The SPRC has released its first draft outlining a universal guideline for goals and building a reputation for the university in the future
Emily Nickles, Editor-in-Chief
The Strategic Priorities Steering Committee was created by Chancellor and President Dr. Carine Feyten in Spring 2015 who tasked them with the goal of creating a strategic plan for the university by May 2016. In her press release to the TWU community, Feyton explained the purpose of the committee: “To clarify our core purpose and help the TWU community explore opportunities and options.” The end result is to create strategic goals for the university, similar to a 10-year plan, that will align with a specific purpose.
Professor of Marketing Dr. David Rylander and Executive Director of Campus Alliance for Resource Education Amy O’Keefe currently serve as co-chairs for the committee. Rylander was able to explain the stages of strategic planning and share what the committee has discovered so far. Both co-chairs presented their progress at the Board of Regents Meeting Feb. 19.
Rylander said that in April 2015, the committee held an initial retreat for members of the TWU community to brainstorm what they felt was the purpose and mission of the university. Rylander commented: “The all-day retreat generated hundreds of ideas and concepts and terms. That was a start and from there we started working on narrowing down the most common ones we’re seeing, which ones were the most important ones to TWU.” The strategic planning process, unlike other methods, is nonlinear and requires the inclusion of staff, faculty, administration, students and other experts.

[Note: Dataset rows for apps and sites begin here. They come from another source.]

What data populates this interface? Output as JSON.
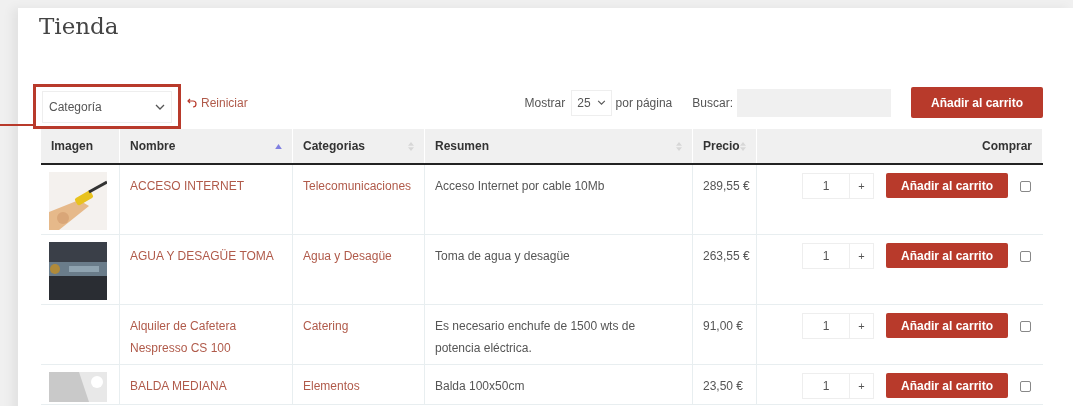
{
  "page": {
    "title": "Tienda"
  },
  "toolbar": {
    "category_select": {
      "value": "Categoría"
    },
    "reset_link": "Reiniciar",
    "show_label": "Mostrar",
    "page_size": "25",
    "per_page_label": "por página",
    "search_label": "Buscar:",
    "add_button": "Añadir al carrito"
  },
  "table": {
    "columns": [
      {
        "label": "Imagen",
        "sortable": false,
        "sorted": false
      },
      {
        "label": "Nombre",
        "sortable": true,
        "sorted": true
      },
      {
        "label": "Categorias",
        "sortable": true,
        "sorted": false
      },
      {
        "label": "Resumen",
        "sortable": true,
        "sorted": false
      },
      {
        "label": "Precio",
        "sortable": true,
        "sorted": false
      },
      {
        "label": "Comprar",
        "sortable": false,
        "sorted": false
      }
    ],
    "rows": [
      {
        "image": {
          "kind": "picture"
        },
        "name": [
          "ACCESO INTERNET"
        ],
        "category": "Telecomunicaciones",
        "summary": [
          "Acceso Internet por cable 10Mb"
        ],
        "price": "289,55 €",
        "quantity": "1",
        "plus": "+",
        "button": "Añadir al carrito",
        "checked": false
      },
      {
        "image": {
          "kind": "picture"
        },
        "name": [
          "AGUA Y DESAGÜE TOMA"
        ],
        "category": "Agua y Desagüe",
        "summary": [
          "Toma de agua y desagüe"
        ],
        "price": "263,55 €",
        "quantity": "1",
        "plus": "+",
        "button": "Añadir al carrito",
        "checked": false
      },
      {
        "name": [
          "Alquiler de Cafetera",
          "Nespresso CS 100"
        ],
        "category": "Catering",
        "summary": [
          "Es necesario enchufe de 1500 wts de",
          "potencia eléctrica."
        ],
        "price": "91,00 €",
        "quantity": "1",
        "plus": "+",
        "button": "Añadir al carrito",
        "checked": false
      },
      {
        "image": {
          "kind": "picture"
        },
        "name": [
          "BALDA MEDIANA"
        ],
        "category": "Elementos",
        "summary": [
          "Balda 100x50cm"
        ],
        "price": "23,50 €",
        "quantity": "1",
        "plus": "+",
        "button": "Añadir al carrito",
        "checked": false
      }
    ]
  }
}
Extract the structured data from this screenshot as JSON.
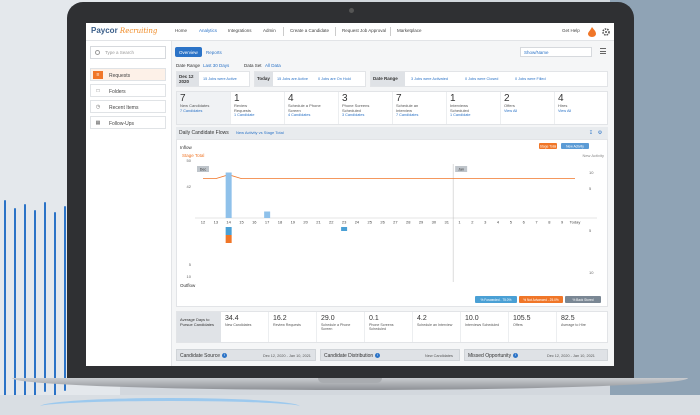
{
  "nav": {
    "logo_text": "Paycor",
    "logo_script": "Recruiting",
    "items": [
      "Home",
      "Analytics",
      "Integrations",
      "Admin",
      "Create a Candidate",
      "Request Job Approval",
      "Marketplace"
    ],
    "active_index": 1,
    "help": "Get Help"
  },
  "sidebar": {
    "search_placeholder": "Type a Search",
    "items": [
      {
        "label": "Requests",
        "icon": "requests-icon",
        "active": true
      },
      {
        "label": "Folders",
        "icon": "folder-icon",
        "active": false
      },
      {
        "label": "Recent Items",
        "icon": "clock-icon",
        "active": false
      },
      {
        "label": "Follow-Ups",
        "icon": "calendar-icon",
        "active": false
      }
    ]
  },
  "tabs": [
    "Overview",
    "Reports"
  ],
  "show_select": "Show/Name",
  "date_range": {
    "label": "Date Range",
    "value": "Last 30 Days",
    "set_label": "Data Set",
    "set_value": "All Data"
  },
  "periods": [
    {
      "head": "Dec 12 2020",
      "links": [
        "15 Jobs were Active"
      ]
    },
    {
      "head": "Today",
      "links": [
        "15 Jobs are Active",
        "0 Jobs are On Hold"
      ]
    },
    {
      "head": "Date Range",
      "links": [
        "3 Jobs were Activated",
        "0 Jobs were Closed",
        "0 Jobs were Filled"
      ]
    }
  ],
  "stats": [
    {
      "num": "7",
      "label": "New Candidates",
      "sub": "7 Candidates"
    },
    {
      "num": "1",
      "label": "Review Requests",
      "sub": "1 Candidate"
    },
    {
      "num": "4",
      "label": "Schedule a Phone Screen",
      "sub": "4 Candidates"
    },
    {
      "num": "3",
      "label": "Phone Screens Scheduled",
      "sub": "3 Candidates"
    },
    {
      "num": "7",
      "label": "Schedule an Interview",
      "sub": "7 Candidates"
    },
    {
      "num": "1",
      "label": "Interviews Scheduled",
      "sub": "1 Candidate"
    },
    {
      "num": "2",
      "label": "Offers",
      "sub": "View All"
    },
    {
      "num": "4",
      "label": "Hires",
      "sub": "View All"
    }
  ],
  "chart_head": {
    "title": "Daily Candidate Flows",
    "select": "New Activity vs Stage Total"
  },
  "chart_data": {
    "type": "bar",
    "legend_top": [
      "Stage Total",
      "New Activity"
    ],
    "legend_bottom": [
      "% Forwarded - 75.0%",
      "% Not Advanced - 25.0%",
      "% Back Stored"
    ],
    "inflow_label": "Inflow",
    "outflow_label": "Outflow",
    "stage_total_label": "Stage Total",
    "new_activity_label": "New Activity",
    "month_markers": [
      "Dec",
      "Jan"
    ],
    "y_left_ticks": [
      "50",
      "42",
      "5",
      "10"
    ],
    "y_right_ticks": [
      "10",
      "5",
      "5",
      "10"
    ],
    "categories": [
      "12",
      "13",
      "14",
      "15",
      "16",
      "17",
      "18",
      "19",
      "20",
      "21",
      "22",
      "23",
      "24",
      "25",
      "26",
      "27",
      "28",
      "29",
      "30",
      "31",
      "1",
      "2",
      "3",
      "4",
      "5",
      "6",
      "7",
      "8",
      "9",
      "Today"
    ],
    "stage_total": [
      38,
      38,
      41,
      38,
      38,
      38,
      38,
      38,
      38,
      38,
      38,
      38,
      38,
      38,
      38,
      38,
      38,
      38,
      38,
      38,
      38,
      38,
      38,
      38,
      38,
      38,
      38,
      38,
      38,
      38
    ],
    "inflow": [
      0,
      0,
      7,
      0,
      0,
      1,
      0,
      0,
      0,
      0,
      0,
      0,
      0,
      0,
      0,
      0,
      0,
      0,
      0,
      0,
      0,
      0,
      0,
      0,
      0,
      0,
      0,
      0,
      0,
      0
    ],
    "outflow": [
      0,
      0,
      4,
      0,
      0,
      0,
      0,
      0,
      0,
      0,
      0,
      1,
      0,
      0,
      0,
      0,
      0,
      0,
      0,
      0,
      0,
      0,
      0,
      0,
      0,
      0,
      0,
      0,
      0,
      0
    ],
    "colors": {
      "stage_total": "#f07628",
      "inflow": "#8fc1ea",
      "outflow_forward": "#4aa0d5",
      "outflow_not_advanced": "#f07628",
      "back": "#7a8794"
    }
  },
  "kpis": {
    "first": "Average Days to Pursue Candidates",
    "cells": [
      {
        "num": "34.4",
        "label": "New Candidates"
      },
      {
        "num": "16.2",
        "label": "Review Requests"
      },
      {
        "num": "29.0",
        "label": "Schedule a Phone Screen"
      },
      {
        "num": "0.1",
        "label": "Phone Screens Scheduled"
      },
      {
        "num": "4.2",
        "label": "Schedule an Interview"
      },
      {
        "num": "10.0",
        "label": "Interviews Scheduled"
      },
      {
        "num": "105.5",
        "label": "Offers"
      },
      {
        "num": "82.5",
        "label": "Average to Hire"
      }
    ]
  },
  "panels": [
    {
      "title": "Candidate Source",
      "range": "Dec 12, 2020 - Jan 10, 2021"
    },
    {
      "title": "Candidate Distribution",
      "range": "New Candidates"
    },
    {
      "title": "Missed Opportunity",
      "range": "Dec 12, 2020 - Jan 10, 2021"
    }
  ],
  "colors": {
    "accent": "#2b73c7",
    "brand_orange": "#f07628"
  }
}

Since then, the committee has had a summer retreat and several meetings to identify the central themes. Rylander shared: “We ended up coming up with a set of principles and cornerstones of the university and a set of imperatives that we are working on organizing right about now.” The four cornerstones include ethics of service, women and diversity, health and wellbeing, and learn by doing. The imperatives developed thus far include learn, discover, serve, lead and invest; each of these terms are being defined and molded.
Now that these points have been established, Rylander explained the next stage of planning: “Semantics is really the trickiest part because words have different meaning to different people…We’re really getting down to that semantic stage of exactly how we express each thing. We’re also working hard right now on metrics, or measure, of targeted outcomes and how to measure our progress.”
The strategic plan will become the guide for future university decisions and activities. Each department will have to develop a specialized strategic plan based on the major goals once the draft is finalized. Implementation is expected to occur sometime in Fall 2016.